Surely you have discovered that the large majority of graphics cards that need extra power have the power adapters at the top of the PCB, so that when we link the cables they are actually in the center and it ends up being really hard to funnel them. Why do you develop graphics cards this way?
A lot of contemporary graphics cards, other than low-end ones, need extra power since the motherboard’s PCI-Express socket is not efficient in providing them with all the power they need to function. For this factor, the makers integrated the PCIe power connectors on the graphics PCB, and as a basic guideline they lie at the top of it, either in the best location, sticking to the end or perhaps in the center as in the Founder Edition from NVIDIA.
Be that as it might, this arrangement of the power ports winds up being bad when it concerns directing the cable televisions, given that they undoubtedly stay hanging and appear “through” in our assembly. Why then are they not put, for instance, at the back? Or even from behind, on the backplate?
The location of the power adapters
It is true that it is not in all graphics cards, since in many cases– even in referral designs– the power adapters were on the back. Nevertheless, in almost most graphics they are located at the top, which will face the side of the PC once the graphics is set up on the motherboard.
Certainly, if they were positioned from the back it would be a lot more comfortable to be able to transport the cable televisions, considering that as they are, in truth, we will have to turn them virtually 180 degrees. For this function, there are some elbow connectors that permit the cable arrangement to “turn”, although very few relied on producers sell them. With these “elbows” you can connect the cable televisions glued to the backplate of the chart and therefore, at least, avoid having to flex the cables and let them hang all over the middle, having the ability to direct them a little much better.
In any case, if the ports were at the back (pointing towards the front case fans) or even on the backplate, it would be far more practical to be able to link and carry them. That being stated, why do not they put them there?
The universal design of PCBs

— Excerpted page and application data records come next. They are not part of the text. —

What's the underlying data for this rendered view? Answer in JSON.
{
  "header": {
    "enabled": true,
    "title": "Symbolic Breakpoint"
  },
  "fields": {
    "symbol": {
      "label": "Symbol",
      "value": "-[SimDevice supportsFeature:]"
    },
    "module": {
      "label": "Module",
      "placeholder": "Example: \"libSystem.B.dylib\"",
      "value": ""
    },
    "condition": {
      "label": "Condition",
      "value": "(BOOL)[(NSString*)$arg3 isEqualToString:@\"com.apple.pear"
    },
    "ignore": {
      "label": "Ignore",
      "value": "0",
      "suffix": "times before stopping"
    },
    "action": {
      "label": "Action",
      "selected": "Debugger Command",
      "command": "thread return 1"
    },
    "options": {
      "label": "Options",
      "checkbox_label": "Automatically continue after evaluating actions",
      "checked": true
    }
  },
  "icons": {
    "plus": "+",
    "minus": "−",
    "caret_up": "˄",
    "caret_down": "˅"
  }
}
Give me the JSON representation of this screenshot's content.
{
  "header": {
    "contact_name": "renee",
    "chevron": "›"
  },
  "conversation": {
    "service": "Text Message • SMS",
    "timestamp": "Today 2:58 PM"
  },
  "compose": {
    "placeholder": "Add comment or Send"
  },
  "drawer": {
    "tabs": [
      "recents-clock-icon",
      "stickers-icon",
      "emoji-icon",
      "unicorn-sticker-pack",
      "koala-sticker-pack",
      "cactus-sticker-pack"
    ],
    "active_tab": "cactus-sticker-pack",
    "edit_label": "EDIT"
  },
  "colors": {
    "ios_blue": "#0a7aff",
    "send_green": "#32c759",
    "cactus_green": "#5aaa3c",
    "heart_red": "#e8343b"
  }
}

The answer is by the “universality” when manufacturing the PCB. Many times we have told you that in the PC industry there are many requirements, but the plan of the components is nothing that has a requirement that defines it, so manufacturers need to do the very best they can to adjust their components to the remainder of the world. PC environment. We have actually already discussed that a manufacturer of processor heatsinks must create their products based on how the sockets are developed, and taking into account where the RAM is, the width of the boxes, etc., and that there is no a requirement in this regard.
The exact same thing happens with the PCB of the graphics cards: the maker does not know the length of time is the PC case where you are going to install your graphics card, however there is as a general guideline a type of contract relating to the minimum width, considering that the case width depends on how high you can install the heatsink. This means that taking into consideration the height of the graphics cards, you will always have some area before colliding with the side of the case, space that they make the most of to put the power connectors taking into account the cable that extends. Putting the power connectors on the back could collide with the front fans, the hard disk rack, or whatever the case manufacturer set up in that area.
In other words, the location of the power adapters is put there so that the graphics cards, consisting of the PCIe power adapters, are as universal as possible and work with the largest number of boxes on the marketplace. If you don’t like what there is, you can try to find alternative services such as the elbows that we have revealed above, you just have to search a little and you will discover the most innovative services (consisting of assistances with a built-in PCIe adapter).